- **Work required**: Check every line of the entries that follow, and copy the ones containing "Room".

*** Opening of Records for processing ***

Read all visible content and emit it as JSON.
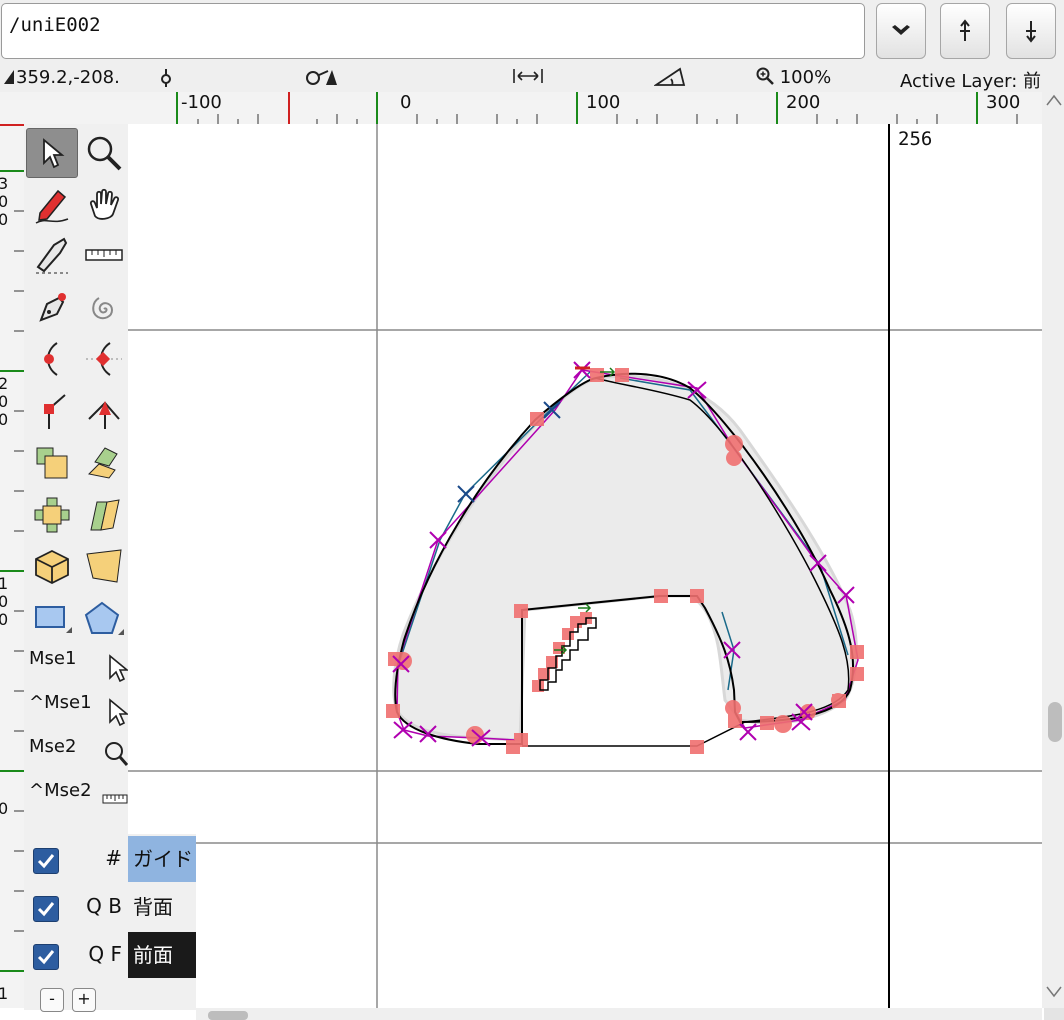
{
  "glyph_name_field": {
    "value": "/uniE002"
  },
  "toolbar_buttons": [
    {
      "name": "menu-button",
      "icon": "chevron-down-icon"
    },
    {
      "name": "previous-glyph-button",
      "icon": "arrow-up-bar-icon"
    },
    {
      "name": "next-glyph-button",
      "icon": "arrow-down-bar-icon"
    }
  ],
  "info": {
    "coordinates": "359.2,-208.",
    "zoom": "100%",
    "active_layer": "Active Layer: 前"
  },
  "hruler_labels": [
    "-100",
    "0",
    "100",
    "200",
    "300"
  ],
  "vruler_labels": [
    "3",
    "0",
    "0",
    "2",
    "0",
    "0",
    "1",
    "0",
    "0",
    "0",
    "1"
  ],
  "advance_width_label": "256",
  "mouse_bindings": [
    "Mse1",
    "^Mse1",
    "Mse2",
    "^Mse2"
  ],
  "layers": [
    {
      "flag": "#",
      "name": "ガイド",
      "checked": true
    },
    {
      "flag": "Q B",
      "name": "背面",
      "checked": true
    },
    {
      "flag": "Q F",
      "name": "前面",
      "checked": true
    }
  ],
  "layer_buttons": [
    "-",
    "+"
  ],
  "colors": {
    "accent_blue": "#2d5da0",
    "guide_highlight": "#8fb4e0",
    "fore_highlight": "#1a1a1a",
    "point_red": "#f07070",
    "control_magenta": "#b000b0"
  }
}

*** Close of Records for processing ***
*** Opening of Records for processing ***

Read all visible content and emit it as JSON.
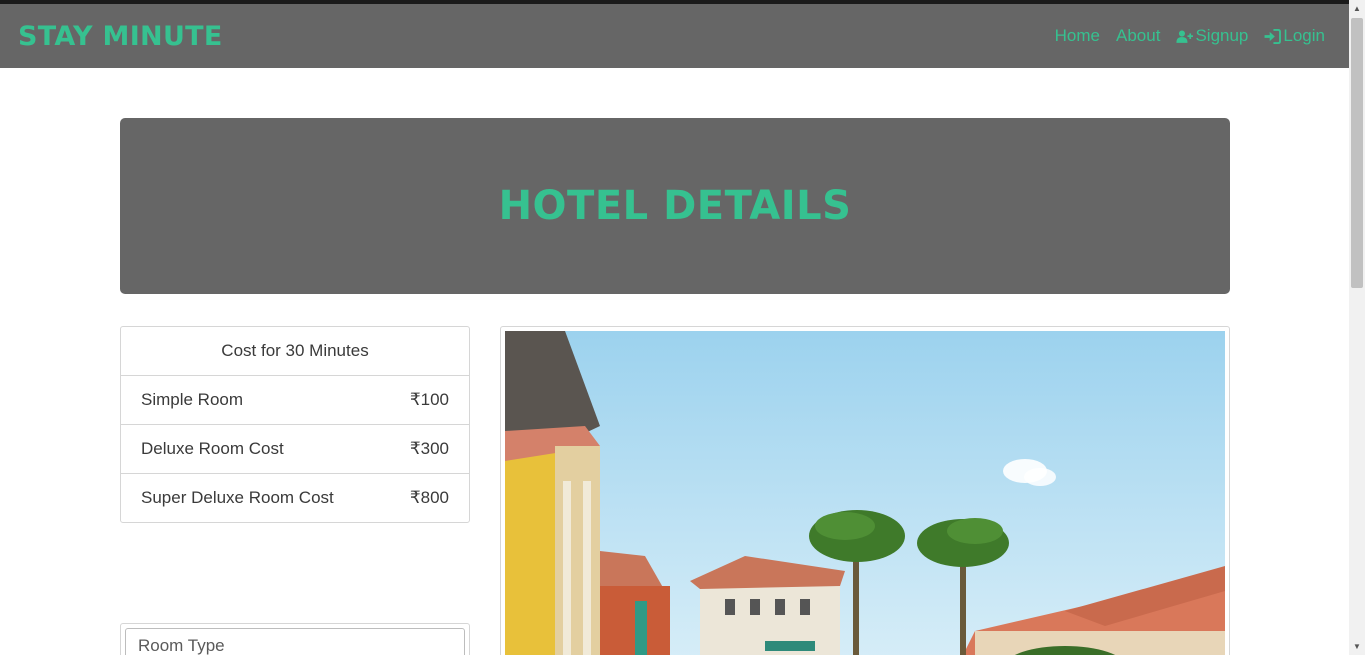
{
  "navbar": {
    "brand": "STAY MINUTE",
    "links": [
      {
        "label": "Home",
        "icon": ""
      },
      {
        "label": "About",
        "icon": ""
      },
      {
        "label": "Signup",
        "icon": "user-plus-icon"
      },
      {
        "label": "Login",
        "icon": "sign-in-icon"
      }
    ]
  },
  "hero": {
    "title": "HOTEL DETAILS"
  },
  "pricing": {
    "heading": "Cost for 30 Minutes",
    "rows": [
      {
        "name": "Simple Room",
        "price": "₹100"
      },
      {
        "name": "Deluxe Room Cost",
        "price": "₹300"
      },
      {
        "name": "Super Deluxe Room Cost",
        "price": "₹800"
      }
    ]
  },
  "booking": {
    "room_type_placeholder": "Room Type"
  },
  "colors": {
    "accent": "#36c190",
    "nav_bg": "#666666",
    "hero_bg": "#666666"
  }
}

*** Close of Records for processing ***

- **Worked solution**:
        "name": "Simple Room",
        "name": "Deluxe Room Cost",
        "name": "Super Deluxe Room Cost",
    "room_type_placeholder": "Room Type"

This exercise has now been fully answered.